DIRECTIONS FOR THIS TASK: Pick out the lines below that contain the string "icon" and copy them all.
Start of PROVIDED INFORMATION
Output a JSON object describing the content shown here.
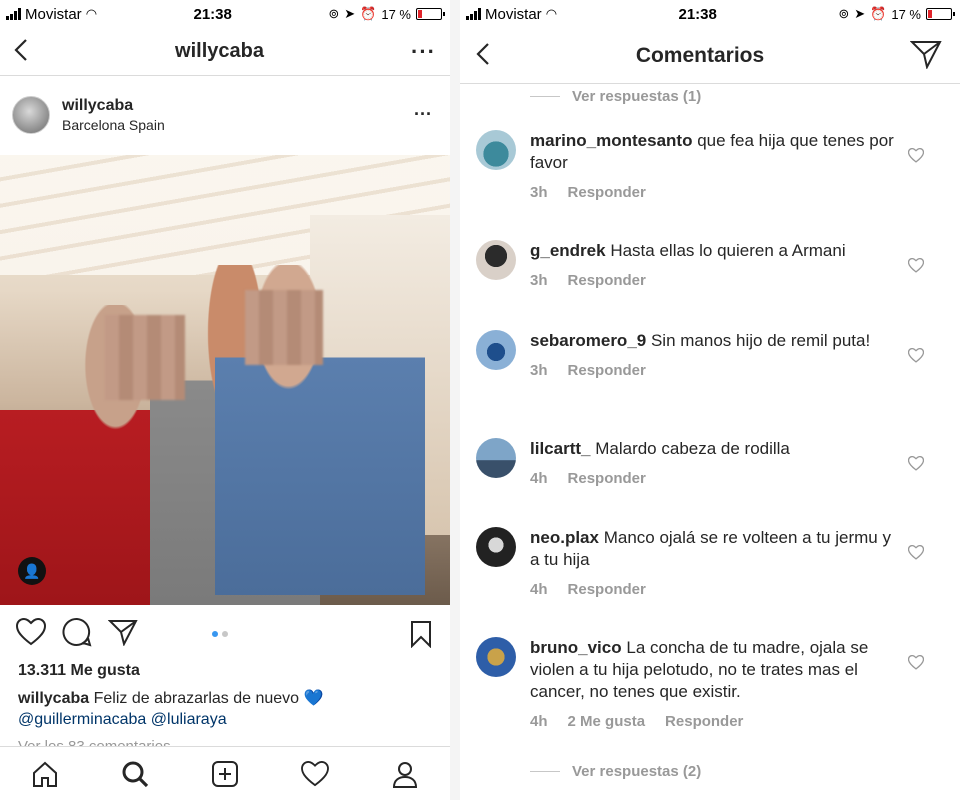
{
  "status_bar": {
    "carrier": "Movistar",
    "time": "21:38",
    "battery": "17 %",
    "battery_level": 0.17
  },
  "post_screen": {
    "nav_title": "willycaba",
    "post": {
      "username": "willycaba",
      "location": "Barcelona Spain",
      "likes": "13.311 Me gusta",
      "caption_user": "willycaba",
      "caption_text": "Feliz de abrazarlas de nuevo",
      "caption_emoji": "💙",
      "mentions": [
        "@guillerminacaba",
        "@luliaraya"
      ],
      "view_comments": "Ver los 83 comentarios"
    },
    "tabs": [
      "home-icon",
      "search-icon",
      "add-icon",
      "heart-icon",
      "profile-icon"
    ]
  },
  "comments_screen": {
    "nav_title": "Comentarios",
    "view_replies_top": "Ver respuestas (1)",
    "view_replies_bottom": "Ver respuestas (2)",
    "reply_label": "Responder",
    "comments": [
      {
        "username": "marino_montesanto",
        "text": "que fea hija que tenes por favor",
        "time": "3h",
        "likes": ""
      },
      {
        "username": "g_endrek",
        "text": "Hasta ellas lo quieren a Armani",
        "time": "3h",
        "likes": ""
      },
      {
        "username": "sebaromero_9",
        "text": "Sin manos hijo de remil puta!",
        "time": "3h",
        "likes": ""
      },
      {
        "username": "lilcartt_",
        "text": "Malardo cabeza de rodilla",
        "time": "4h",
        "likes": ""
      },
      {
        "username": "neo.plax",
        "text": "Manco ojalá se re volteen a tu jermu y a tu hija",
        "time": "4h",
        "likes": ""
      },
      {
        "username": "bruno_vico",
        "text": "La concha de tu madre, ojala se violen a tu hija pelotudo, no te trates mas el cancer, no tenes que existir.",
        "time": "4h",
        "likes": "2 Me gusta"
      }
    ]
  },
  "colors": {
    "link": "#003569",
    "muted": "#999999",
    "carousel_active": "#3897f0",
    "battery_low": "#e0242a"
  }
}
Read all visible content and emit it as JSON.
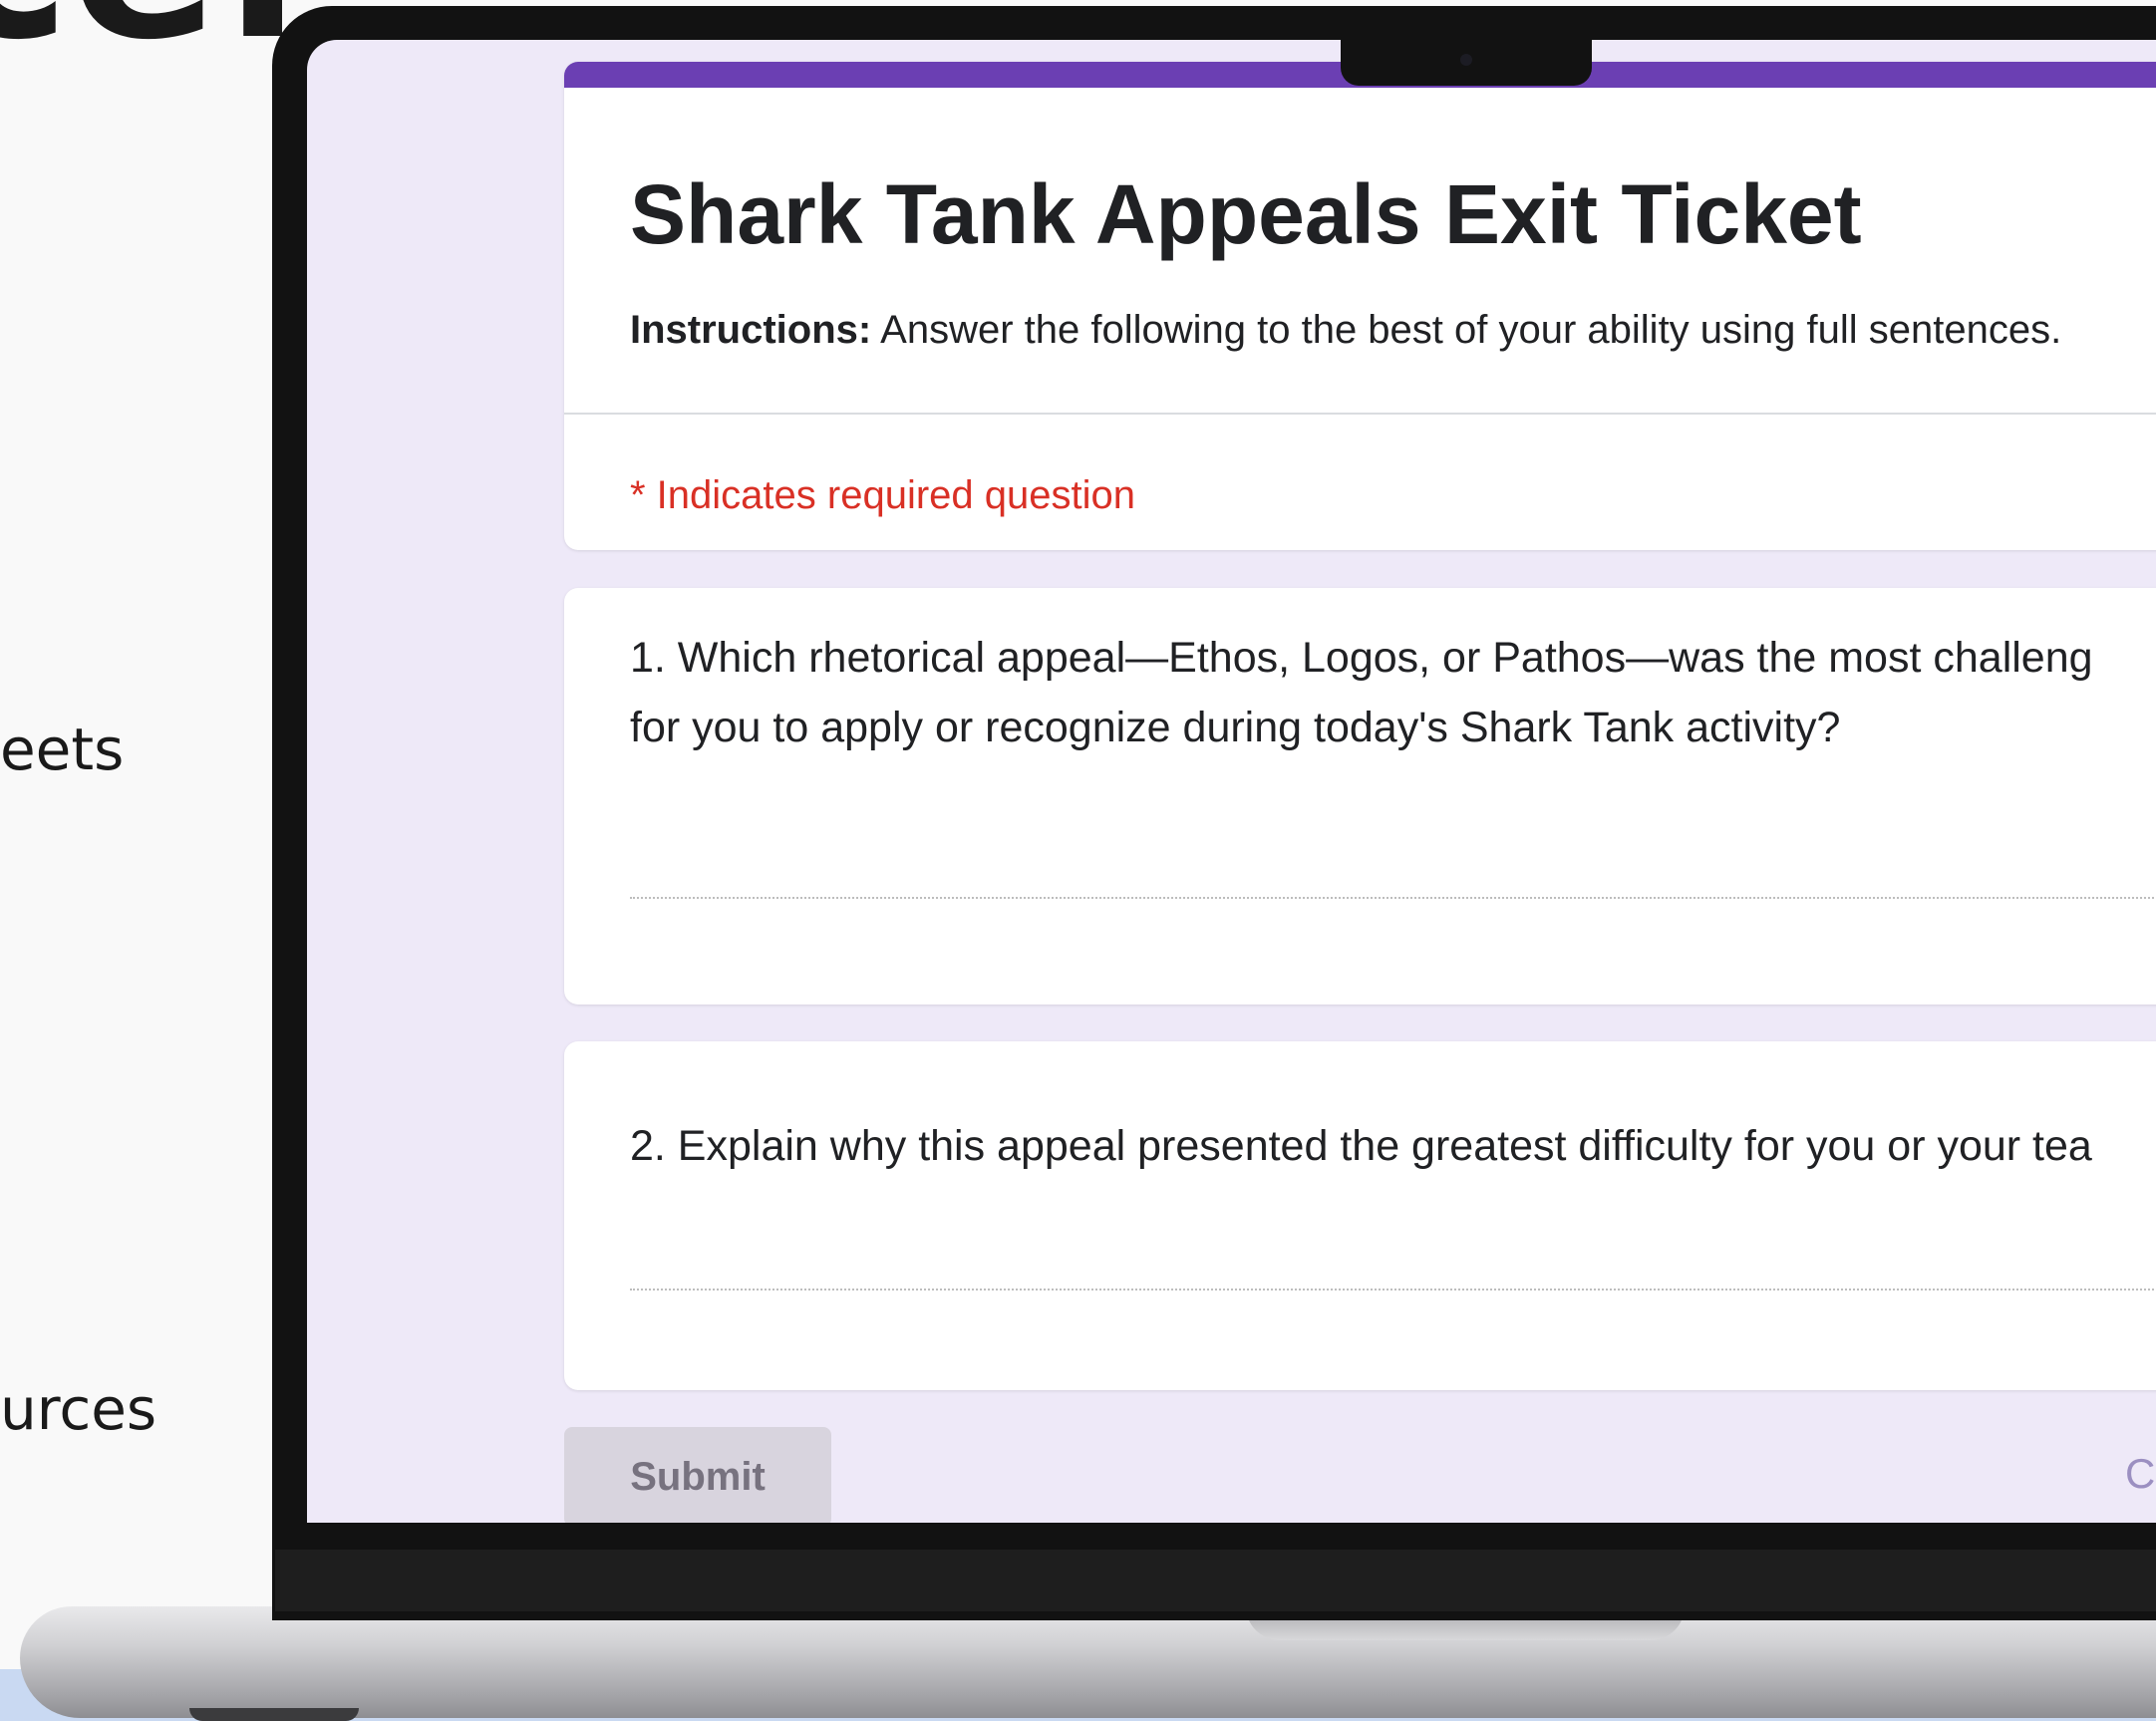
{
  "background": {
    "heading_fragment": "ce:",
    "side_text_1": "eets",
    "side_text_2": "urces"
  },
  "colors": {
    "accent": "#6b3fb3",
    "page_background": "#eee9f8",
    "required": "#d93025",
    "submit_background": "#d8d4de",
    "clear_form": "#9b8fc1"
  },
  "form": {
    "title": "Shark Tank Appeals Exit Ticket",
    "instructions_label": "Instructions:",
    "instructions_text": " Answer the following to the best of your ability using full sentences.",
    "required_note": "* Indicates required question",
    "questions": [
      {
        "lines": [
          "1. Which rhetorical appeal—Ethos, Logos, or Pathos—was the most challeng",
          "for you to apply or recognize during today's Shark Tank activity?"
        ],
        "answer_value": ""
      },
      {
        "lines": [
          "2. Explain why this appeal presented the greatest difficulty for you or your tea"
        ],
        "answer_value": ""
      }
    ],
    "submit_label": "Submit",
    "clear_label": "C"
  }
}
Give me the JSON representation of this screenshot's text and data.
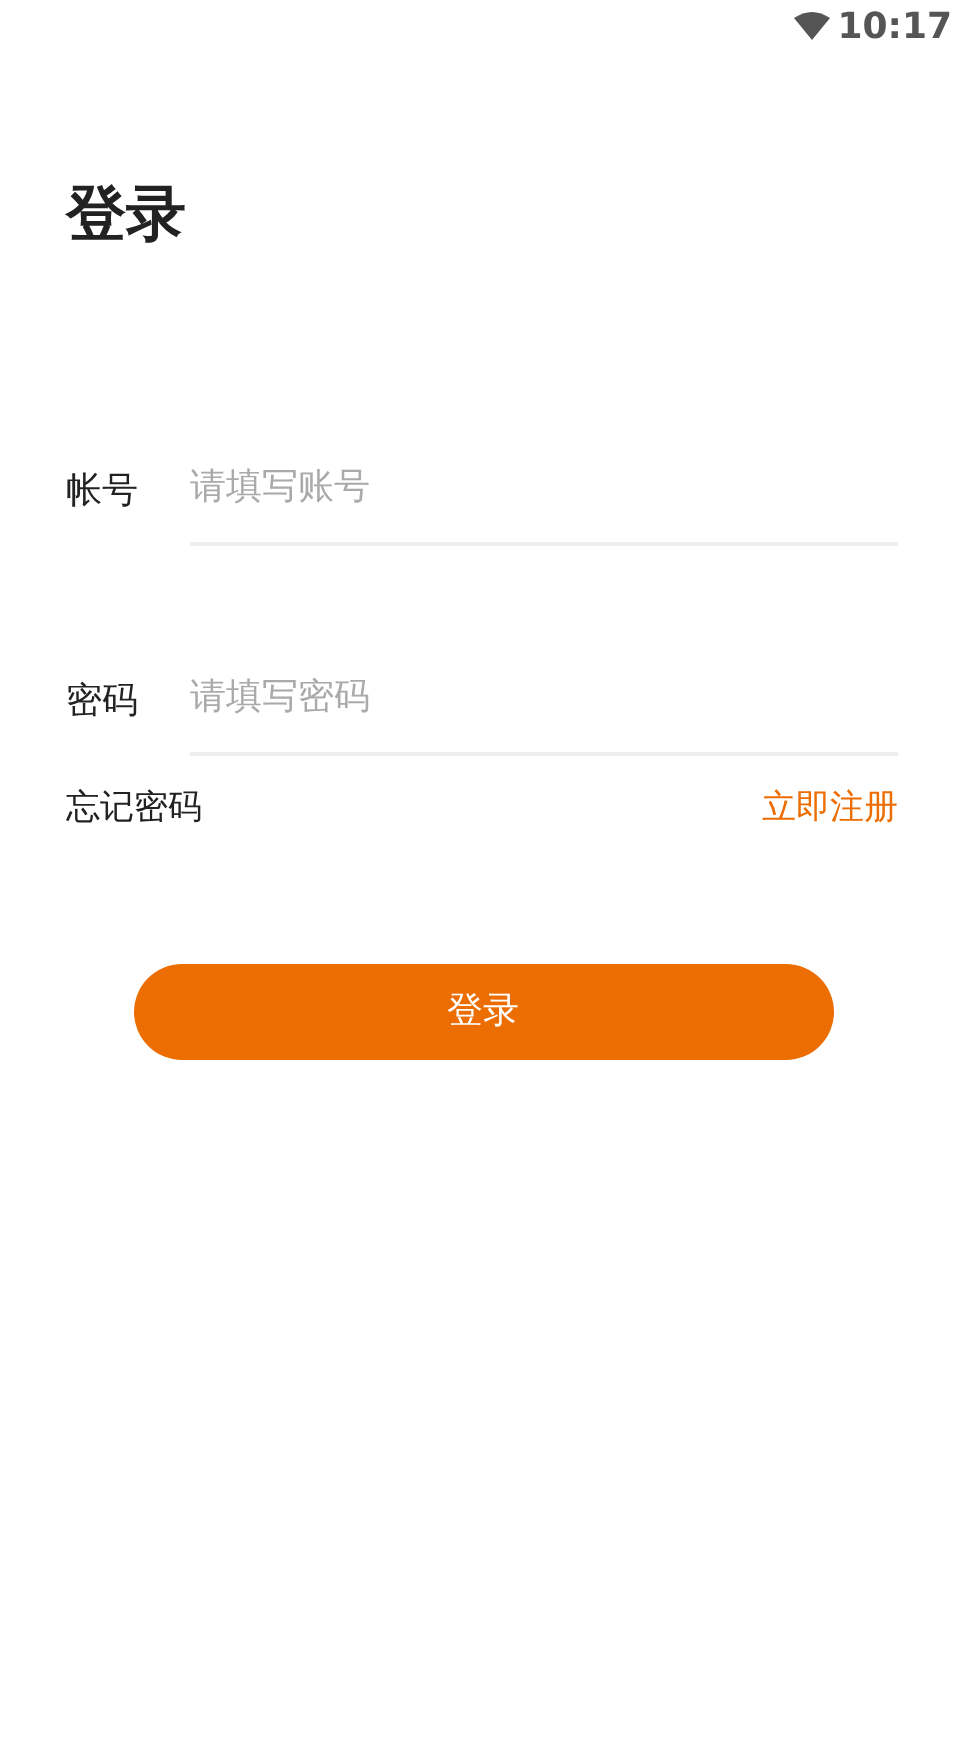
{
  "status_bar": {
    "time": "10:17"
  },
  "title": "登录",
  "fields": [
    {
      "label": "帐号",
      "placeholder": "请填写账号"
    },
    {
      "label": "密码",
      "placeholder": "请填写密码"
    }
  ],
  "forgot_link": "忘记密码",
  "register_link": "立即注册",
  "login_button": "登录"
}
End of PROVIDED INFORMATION
SOLUTION TO THIS EXERCISE:
      "home-icon",
      "search-icon",
      "add-icon",
      "heart-icon",
      "profile-icon"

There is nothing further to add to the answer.